The prosecutor general set up a commission of inquiry to investigate these allegations, but the commission members failed to talk to key witnesses. Some local authorities intimidated witnesses, especially those who they believed had spoken to “foreigners”, and warned them not to talk about these events. The commission’s report, published in April, was deeply flawed and misrepresented information collected from some witnesses. It claimed that almost all the combatants died during the fighting, with the exception of three who were killed by policemen acting on their own initiative. It stated that these policemen were arrested.
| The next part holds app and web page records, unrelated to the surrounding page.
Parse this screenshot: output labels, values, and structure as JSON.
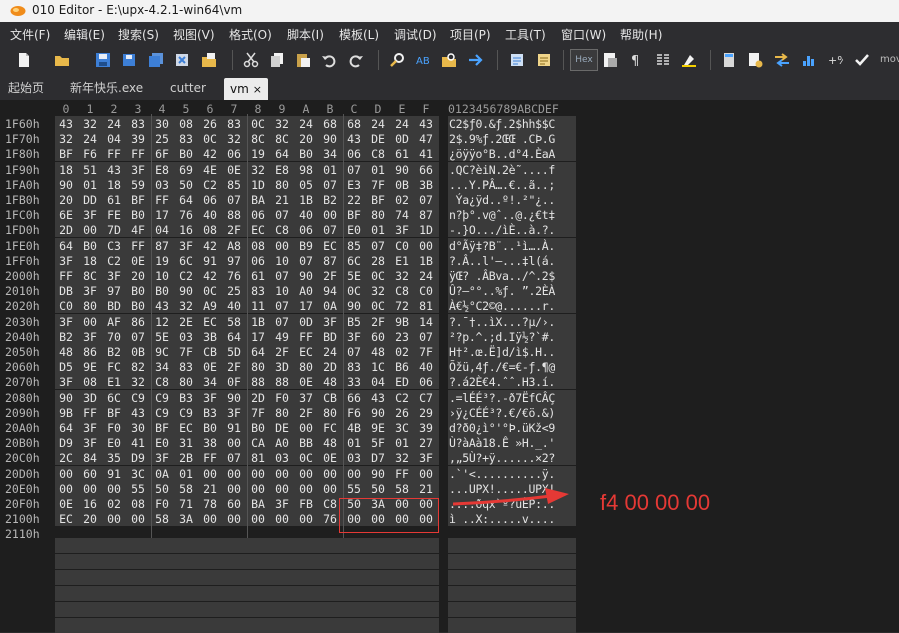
{
  "window": {
    "title": "010 Editor - E:\\upx-4.2.1-win64\\vm"
  },
  "menu": [
    "文件(F)",
    "编辑(E)",
    "搜索(S)",
    "视图(V)",
    "格式(O)",
    "脚本(I)",
    "模板(L)",
    "调试(D)",
    "项目(P)",
    "工具(T)",
    "窗口(W)",
    "帮助(H)"
  ],
  "toolbar": {
    "hex_label": "Hex",
    "more_label": "mov",
    "icons": [
      "new-file-icon",
      "open-folder-icon",
      "save-icon",
      "save-as-icon",
      "save-all-icon",
      "close-file-icon",
      "workspace-icon",
      "cut-icon",
      "copy-icon",
      "paste-icon",
      "undo-icon",
      "redo-icon",
      "find-icon",
      "replace-icon",
      "find-in-files-icon",
      "goto-icon",
      "script-icon",
      "template-icon",
      "hex-icon",
      "pilcrow-icon",
      "columns-icon",
      "highlight-icon",
      "calculator-icon",
      "file-info-icon",
      "compare-icon",
      "histogram-icon",
      "checksum-icon",
      "check-icon"
    ],
    "accent": "#4aa3ff"
  },
  "tabs": [
    {
      "label": "起始页",
      "active": false
    },
    {
      "label": "新年快乐.exe",
      "active": false
    },
    {
      "label": "cutter",
      "active": false
    },
    {
      "label": "vm",
      "active": true,
      "close": "×"
    }
  ],
  "editor": {
    "header_digits": [
      "0",
      "1",
      "2",
      "3",
      "4",
      "5",
      "6",
      "7",
      "8",
      "9",
      "A",
      "B",
      "C",
      "D",
      "E",
      "F"
    ],
    "ascii_header": "0123456789ABCDEF",
    "rows": [
      {
        "addr": "1F60h",
        "bytes": [
          "43",
          "32",
          "24",
          "83",
          "30",
          "08",
          "26",
          "83",
          "0C",
          "32",
          "24",
          "68",
          "68",
          "24",
          "24",
          "43"
        ],
        "ascii": "C2$ƒ0.&ƒ.2$hh$$C"
      },
      {
        "addr": "1F70h",
        "bytes": [
          "32",
          "24",
          "04",
          "39",
          "25",
          "83",
          "0C",
          "32",
          "8C",
          "8C",
          "20",
          "90",
          "43",
          "DE",
          "0D",
          "47"
        ],
        "ascii": "2$.9%ƒ.2ŒŒ .CÞ.G"
      },
      {
        "addr": "1F80h",
        "bytes": [
          "BF",
          "F6",
          "FF",
          "FF",
          "6F",
          "B0",
          "42",
          "06",
          "19",
          "64",
          "B0",
          "34",
          "06",
          "C8",
          "61",
          "41"
        ],
        "ascii": "¿öÿÿo°B..d°4.ÈaA"
      },
      {
        "addr": "1F90h",
        "bytes": [
          "18",
          "51",
          "43",
          "3F",
          "E8",
          "69",
          "4E",
          "0E",
          "32",
          "E8",
          "98",
          "01",
          "07",
          "01",
          "90",
          "66"
        ],
        "ascii": ".QC?èiN.2è˜....f"
      },
      {
        "addr": "1FA0h",
        "bytes": [
          "90",
          "01",
          "18",
          "59",
          "03",
          "50",
          "C2",
          "85",
          "1D",
          "80",
          "05",
          "07",
          "E3",
          "7F",
          "0B",
          "3B"
        ],
        "ascii": "...Y.PÂ….€..ã..;"
      },
      {
        "addr": "1FB0h",
        "bytes": [
          "20",
          "DD",
          "61",
          "BF",
          "FF",
          "64",
          "06",
          "07",
          "BA",
          "21",
          "1B",
          "B2",
          "22",
          "BF",
          "02",
          "07"
        ],
        "ascii": " Ýa¿ÿd..º!.²\"¿.."
      },
      {
        "addr": "1FC0h",
        "bytes": [
          "6E",
          "3F",
          "FE",
          "B0",
          "17",
          "76",
          "40",
          "88",
          "06",
          "07",
          "40",
          "00",
          "BF",
          "80",
          "74",
          "87"
        ],
        "ascii": "n?þ°.v@ˆ..@.¿€t‡"
      },
      {
        "addr": "1FD0h",
        "bytes": [
          "2D",
          "00",
          "7D",
          "4F",
          "04",
          "16",
          "08",
          "2F",
          "EC",
          "C8",
          "06",
          "07",
          "E0",
          "01",
          "3F",
          "1D"
        ],
        "ascii": "-.}O.../ìÈ..à.?."
      },
      {
        "addr": "1FE0h",
        "bytes": [
          "64",
          "B0",
          "C3",
          "FF",
          "87",
          "3F",
          "42",
          "A8",
          "08",
          "00",
          "B9",
          "EC",
          "85",
          "07",
          "C0",
          "00"
        ],
        "ascii": "d°Ãÿ‡?B¨..¹ì….À."
      },
      {
        "addr": "1FF0h",
        "bytes": [
          "3F",
          "18",
          "C2",
          "0E",
          "19",
          "6C",
          "91",
          "97",
          "06",
          "10",
          "07",
          "87",
          "6C",
          "28",
          "E1",
          "1B"
        ],
        "ascii": "?.Â..l'—...‡l(á."
      },
      {
        "addr": "2000h",
        "bytes": [
          "FF",
          "8C",
          "3F",
          "20",
          "10",
          "C2",
          "42",
          "76",
          "61",
          "07",
          "90",
          "2F",
          "5E",
          "0C",
          "32",
          "24"
        ],
        "ascii": "ÿŒ? .ÂBva../^.2$"
      },
      {
        "addr": "2010h",
        "bytes": [
          "DB",
          "3F",
          "97",
          "B0",
          "B0",
          "90",
          "0C",
          "25",
          "83",
          "10",
          "A0",
          "94",
          "0C",
          "32",
          "C8",
          "C0"
        ],
        "ascii": "Û?—°°..%ƒ. ”.2ÈÀ"
      },
      {
        "addr": "2020h",
        "bytes": [
          "C0",
          "80",
          "BD",
          "B0",
          "43",
          "32",
          "A9",
          "40",
          "11",
          "07",
          "17",
          "0A",
          "90",
          "0C",
          "72",
          "81"
        ],
        "ascii": "À€½°C2©@......r."
      },
      {
        "addr": "2030h",
        "bytes": [
          "3F",
          "00",
          "AF",
          "86",
          "12",
          "2E",
          "EC",
          "58",
          "1B",
          "07",
          "0D",
          "3F",
          "B5",
          "2F",
          "9B",
          "14"
        ],
        "ascii": "?.¯†..ìX...?µ/›."
      },
      {
        "addr": "2040h",
        "bytes": [
          "B2",
          "3F",
          "70",
          "07",
          "5E",
          "03",
          "3B",
          "64",
          "17",
          "49",
          "FF",
          "BD",
          "3F",
          "60",
          "23",
          "07"
        ],
        "ascii": "²?p.^.;d.Iÿ½?`#."
      },
      {
        "addr": "2050h",
        "bytes": [
          "48",
          "86",
          "B2",
          "0B",
          "9C",
          "7F",
          "CB",
          "5D",
          "64",
          "2F",
          "EC",
          "24",
          "07",
          "48",
          "02",
          "7F"
        ],
        "ascii": "H†².œ.Ë]d/ì$.H.."
      },
      {
        "addr": "2060h",
        "bytes": [
          "D5",
          "9E",
          "FC",
          "82",
          "34",
          "83",
          "0E",
          "2F",
          "80",
          "3D",
          "80",
          "2D",
          "83",
          "1C",
          "B6",
          "40"
        ],
        "ascii": "Õžü‚4ƒ./€=€-ƒ.¶@"
      },
      {
        "addr": "2070h",
        "bytes": [
          "3F",
          "08",
          "E1",
          "32",
          "C8",
          "80",
          "34",
          "0F",
          "88",
          "88",
          "0E",
          "48",
          "33",
          "04",
          "ED",
          "06"
        ],
        "ascii": "?.á2È€4.ˆˆ.H3.í."
      },
      {
        "addr": "2080h",
        "bytes": [
          "90",
          "3D",
          "6C",
          "C9",
          "C9",
          "B3",
          "3F",
          "90",
          "2D",
          "F0",
          "37",
          "CB",
          "66",
          "43",
          "C2",
          "C7"
        ],
        "ascii": ".=lÉÉ³?.-ð7ËfCÂÇ"
      },
      {
        "addr": "2090h",
        "bytes": [
          "9B",
          "FF",
          "BF",
          "43",
          "C9",
          "C9",
          "B3",
          "3F",
          "7F",
          "80",
          "2F",
          "80",
          "F6",
          "90",
          "26",
          "29"
        ],
        "ascii": "›ÿ¿CÉÉ³?.€/€ö.&)"
      },
      {
        "addr": "20A0h",
        "bytes": [
          "64",
          "3F",
          "F0",
          "30",
          "BF",
          "EC",
          "B0",
          "91",
          "B0",
          "DE",
          "00",
          "FC",
          "4B",
          "9E",
          "3C",
          "39"
        ],
        "ascii": "d?ð0¿ì°'°Þ.üKž<9"
      },
      {
        "addr": "20B0h",
        "bytes": [
          "D9",
          "3F",
          "E0",
          "41",
          "E0",
          "31",
          "38",
          "00",
          "CA",
          "A0",
          "BB",
          "48",
          "01",
          "5F",
          "01",
          "27"
        ],
        "ascii": "Ù?àAà18.Ê »H._.'"
      },
      {
        "addr": "20C0h",
        "bytes": [
          "2C",
          "84",
          "35",
          "D9",
          "3F",
          "2B",
          "FF",
          "07",
          "81",
          "03",
          "0C",
          "0E",
          "03",
          "D7",
          "32",
          "3F"
        ],
        "ascii": ",„5Ù?+ÿ......×2?"
      },
      {
        "addr": "20D0h",
        "bytes": [
          "00",
          "60",
          "91",
          "3C",
          "0A",
          "01",
          "00",
          "00",
          "00",
          "00",
          "00",
          "00",
          "00",
          "90",
          "FF",
          "00"
        ],
        "ascii": ".`'<..........ÿ."
      },
      {
        "addr": "20E0h",
        "bytes": [
          "00",
          "00",
          "00",
          "55",
          "50",
          "58",
          "21",
          "00",
          "00",
          "00",
          "00",
          "00",
          "55",
          "50",
          "58",
          "21"
        ],
        "ascii": "...UPX!.....UPX!"
      },
      {
        "addr": "20F0h",
        "bytes": [
          "0E",
          "16",
          "02",
          "08",
          "F0",
          "71",
          "78",
          "60",
          "BA",
          "3F",
          "FB",
          "C8",
          "50",
          "3A",
          "00",
          "00"
        ],
        "ascii": "....ðqx`º?ûÈP:.."
      },
      {
        "addr": "2100h",
        "bytes": [
          "EC",
          "20",
          "00",
          "00",
          "58",
          "3A",
          "00",
          "00",
          "00",
          "00",
          "00",
          "76",
          "00",
          "00",
          "00",
          "00"
        ],
        "ascii": "ì ..X:.....v...."
      }
    ],
    "last_addr": "2110h"
  },
  "annotation": {
    "text": "f4 00 00 00",
    "color": "#e53935"
  }
}
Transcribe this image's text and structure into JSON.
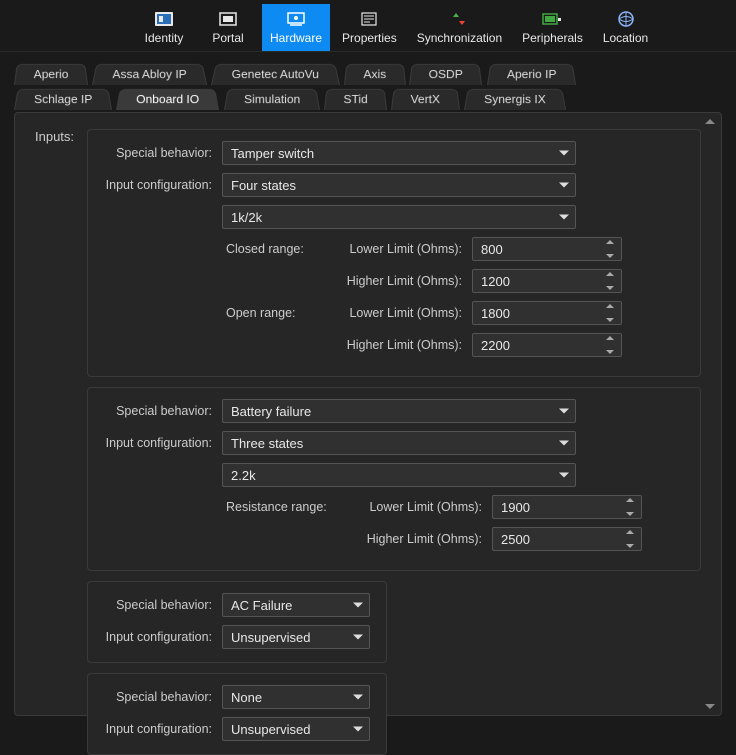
{
  "topnav": {
    "items": [
      {
        "label": "Identity"
      },
      {
        "label": "Portal"
      },
      {
        "label": "Hardware",
        "active": true
      },
      {
        "label": "Properties"
      },
      {
        "label": "Synchronization"
      },
      {
        "label": "Peripherals"
      },
      {
        "label": "Location"
      }
    ]
  },
  "tabs": {
    "row1": [
      {
        "label": "Aperio"
      },
      {
        "label": "Assa Abloy IP"
      },
      {
        "label": "Genetec AutoVu"
      },
      {
        "label": "Axis"
      },
      {
        "label": "OSDP"
      },
      {
        "label": "Aperio IP"
      }
    ],
    "row2": [
      {
        "label": "Schlage IP"
      },
      {
        "label": "Onboard IO",
        "active": true
      },
      {
        "label": "Simulation"
      },
      {
        "label": "STid"
      },
      {
        "label": "VertX"
      },
      {
        "label": "Synergis IX"
      }
    ]
  },
  "labels": {
    "inputs": "Inputs:",
    "special_behavior": "Special behavior:",
    "input_configuration": "Input configuration:",
    "closed_range": "Closed range:",
    "open_range": "Open range:",
    "resistance_range": "Resistance range:",
    "lower_limit": "Lower Limit (Ohms):",
    "higher_limit": "Higher Limit (Ohms):"
  },
  "groups": [
    {
      "special_behavior": "Tamper switch",
      "input_configuration": "Four states",
      "resistor": "1k/2k",
      "closed": {
        "lower": "800",
        "higher": "1200"
      },
      "open": {
        "lower": "1800",
        "higher": "2200"
      }
    },
    {
      "special_behavior": "Battery failure",
      "input_configuration": "Three states",
      "resistor": "2.2k",
      "resistance": {
        "lower": "1900",
        "higher": "2500"
      }
    },
    {
      "special_behavior": "AC Failure",
      "input_configuration": "Unsupervised"
    },
    {
      "special_behavior": "None",
      "input_configuration": "Unsupervised"
    }
  ]
}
Many governments and intergovernmental organizations, including the African Union (AU), the United Nations, and the European Union, expressed strong concern at the deteriorating human rights situation. Partly in response to the extrajudicial executions in Cibitoke, the United States and the Netherlands, as well as other European countries, suspended part of their assistance to the Burundian military and police.
The EU announced a review of its aid to Burundi in the framework of the Cotonou agreement. In September, the EU imposed sanctions on three senior police and intelligence officials and one opposition member who took part in the failed coup. In November, the US imposed sanctions on the minister of public security, the deputy director general of the police, and two leaders of the failed coup.
On November 12, the UN Security Council unanimously adopted a resolution strongly condemning human rights violations in Burundi, urging a rejection of violence, and calling for the resumption of dialogue. The UN High Commissioner for Human Rights also issued several strong statements of concern.
The UN Electoral Observation Mission in Burundi (MENUB) was set to withdraw by the end of the year. A team of the Office of the UN High Commissioner for Human Rights remained in place in Burundi, and the AU deployed human rights observers. In September, the UN Human Rights Council unanimously agreed to consider the human rights situation in Burundi at its three main sessions in 2016.